#### What needs to be done
Give only the number of lines below that contain the word "this".

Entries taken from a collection

-*-

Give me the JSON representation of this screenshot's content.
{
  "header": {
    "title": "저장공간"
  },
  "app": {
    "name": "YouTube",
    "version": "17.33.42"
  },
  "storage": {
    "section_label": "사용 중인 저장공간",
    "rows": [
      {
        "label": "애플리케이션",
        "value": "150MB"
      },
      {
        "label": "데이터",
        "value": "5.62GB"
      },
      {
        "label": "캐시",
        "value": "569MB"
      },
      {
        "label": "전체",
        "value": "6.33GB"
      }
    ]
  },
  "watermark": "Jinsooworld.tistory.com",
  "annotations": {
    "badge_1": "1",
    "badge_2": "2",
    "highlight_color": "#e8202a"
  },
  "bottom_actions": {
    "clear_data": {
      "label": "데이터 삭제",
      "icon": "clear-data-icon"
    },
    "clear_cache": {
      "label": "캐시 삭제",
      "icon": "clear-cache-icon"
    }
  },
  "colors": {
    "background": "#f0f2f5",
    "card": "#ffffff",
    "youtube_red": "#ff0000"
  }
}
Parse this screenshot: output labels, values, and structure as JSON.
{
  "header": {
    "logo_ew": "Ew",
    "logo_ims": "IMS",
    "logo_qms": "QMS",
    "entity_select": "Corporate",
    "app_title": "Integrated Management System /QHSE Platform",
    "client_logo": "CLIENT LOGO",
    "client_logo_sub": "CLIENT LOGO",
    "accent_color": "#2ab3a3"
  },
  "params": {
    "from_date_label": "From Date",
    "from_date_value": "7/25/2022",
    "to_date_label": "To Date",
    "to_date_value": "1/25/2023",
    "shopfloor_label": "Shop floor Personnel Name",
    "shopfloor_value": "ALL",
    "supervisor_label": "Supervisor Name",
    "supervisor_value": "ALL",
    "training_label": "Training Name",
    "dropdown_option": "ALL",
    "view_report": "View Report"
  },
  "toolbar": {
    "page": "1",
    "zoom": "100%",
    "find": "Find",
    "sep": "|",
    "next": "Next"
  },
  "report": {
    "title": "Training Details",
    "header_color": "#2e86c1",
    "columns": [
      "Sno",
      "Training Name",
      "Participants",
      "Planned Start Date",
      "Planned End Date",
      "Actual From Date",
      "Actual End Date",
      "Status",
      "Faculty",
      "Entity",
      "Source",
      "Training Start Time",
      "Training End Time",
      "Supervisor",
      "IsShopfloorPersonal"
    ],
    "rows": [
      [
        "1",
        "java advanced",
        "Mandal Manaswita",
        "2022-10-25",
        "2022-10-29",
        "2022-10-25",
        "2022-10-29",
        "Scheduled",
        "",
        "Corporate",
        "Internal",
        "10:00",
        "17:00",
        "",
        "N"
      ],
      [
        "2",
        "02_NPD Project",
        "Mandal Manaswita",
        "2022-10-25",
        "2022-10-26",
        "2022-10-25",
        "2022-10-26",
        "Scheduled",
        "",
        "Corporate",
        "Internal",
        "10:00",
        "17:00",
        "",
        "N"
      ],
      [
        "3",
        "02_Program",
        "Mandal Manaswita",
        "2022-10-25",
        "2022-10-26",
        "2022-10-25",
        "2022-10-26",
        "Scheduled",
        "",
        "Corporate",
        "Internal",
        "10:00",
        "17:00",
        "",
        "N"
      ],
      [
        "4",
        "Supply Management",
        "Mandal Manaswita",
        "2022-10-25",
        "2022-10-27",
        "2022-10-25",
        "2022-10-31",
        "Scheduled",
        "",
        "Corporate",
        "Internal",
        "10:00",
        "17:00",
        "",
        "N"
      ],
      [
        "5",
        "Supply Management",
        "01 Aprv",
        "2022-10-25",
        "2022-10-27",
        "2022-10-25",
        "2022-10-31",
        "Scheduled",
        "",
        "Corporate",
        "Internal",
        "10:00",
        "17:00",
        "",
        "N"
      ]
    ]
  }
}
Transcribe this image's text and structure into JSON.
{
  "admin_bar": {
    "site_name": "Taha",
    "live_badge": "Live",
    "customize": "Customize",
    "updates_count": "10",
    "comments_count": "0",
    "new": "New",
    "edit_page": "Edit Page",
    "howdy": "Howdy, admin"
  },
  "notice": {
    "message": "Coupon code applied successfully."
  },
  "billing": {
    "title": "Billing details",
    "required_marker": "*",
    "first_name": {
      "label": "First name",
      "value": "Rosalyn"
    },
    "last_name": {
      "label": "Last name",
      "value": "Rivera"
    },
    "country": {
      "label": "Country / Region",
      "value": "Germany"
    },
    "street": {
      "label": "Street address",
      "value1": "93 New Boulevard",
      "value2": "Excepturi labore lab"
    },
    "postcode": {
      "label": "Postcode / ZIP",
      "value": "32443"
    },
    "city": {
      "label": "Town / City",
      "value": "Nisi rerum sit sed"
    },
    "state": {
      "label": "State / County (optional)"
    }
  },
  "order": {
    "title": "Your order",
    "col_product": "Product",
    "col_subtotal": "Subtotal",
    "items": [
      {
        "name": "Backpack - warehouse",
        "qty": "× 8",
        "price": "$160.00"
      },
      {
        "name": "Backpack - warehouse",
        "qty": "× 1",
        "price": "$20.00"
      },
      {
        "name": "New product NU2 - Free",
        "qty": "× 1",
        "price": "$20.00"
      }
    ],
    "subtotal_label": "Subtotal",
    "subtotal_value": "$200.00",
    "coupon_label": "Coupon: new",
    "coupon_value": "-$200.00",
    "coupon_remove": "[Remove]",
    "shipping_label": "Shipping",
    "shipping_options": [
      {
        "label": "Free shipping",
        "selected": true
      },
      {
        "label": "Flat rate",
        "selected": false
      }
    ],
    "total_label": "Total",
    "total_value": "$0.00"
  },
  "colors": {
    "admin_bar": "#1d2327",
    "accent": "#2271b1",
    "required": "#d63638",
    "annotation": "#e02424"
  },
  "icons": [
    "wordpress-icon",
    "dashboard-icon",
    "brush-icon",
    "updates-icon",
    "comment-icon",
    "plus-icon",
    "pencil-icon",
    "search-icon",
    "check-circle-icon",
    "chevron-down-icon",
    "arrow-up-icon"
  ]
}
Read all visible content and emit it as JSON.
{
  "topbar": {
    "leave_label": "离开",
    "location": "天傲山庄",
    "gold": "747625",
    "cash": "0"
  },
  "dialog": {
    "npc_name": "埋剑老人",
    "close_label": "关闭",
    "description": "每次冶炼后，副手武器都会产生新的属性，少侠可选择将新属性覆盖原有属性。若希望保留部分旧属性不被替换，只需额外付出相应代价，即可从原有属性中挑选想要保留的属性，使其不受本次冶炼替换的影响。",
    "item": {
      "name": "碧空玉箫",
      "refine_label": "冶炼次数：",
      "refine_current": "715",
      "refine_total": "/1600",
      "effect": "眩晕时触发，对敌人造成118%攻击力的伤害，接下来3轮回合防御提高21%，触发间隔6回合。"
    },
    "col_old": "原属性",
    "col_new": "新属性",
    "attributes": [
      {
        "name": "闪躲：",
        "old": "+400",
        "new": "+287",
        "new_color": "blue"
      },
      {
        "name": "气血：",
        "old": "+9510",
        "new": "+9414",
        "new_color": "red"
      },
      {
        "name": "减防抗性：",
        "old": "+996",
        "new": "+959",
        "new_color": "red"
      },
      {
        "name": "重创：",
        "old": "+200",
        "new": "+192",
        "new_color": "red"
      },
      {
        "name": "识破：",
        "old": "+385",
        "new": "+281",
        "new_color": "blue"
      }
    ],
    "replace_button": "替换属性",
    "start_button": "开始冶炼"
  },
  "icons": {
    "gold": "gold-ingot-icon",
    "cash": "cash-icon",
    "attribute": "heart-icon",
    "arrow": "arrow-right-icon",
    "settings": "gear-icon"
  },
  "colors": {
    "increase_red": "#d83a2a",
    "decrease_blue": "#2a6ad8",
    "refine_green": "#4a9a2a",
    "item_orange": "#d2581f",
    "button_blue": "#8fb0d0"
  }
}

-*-

#### Answer area
3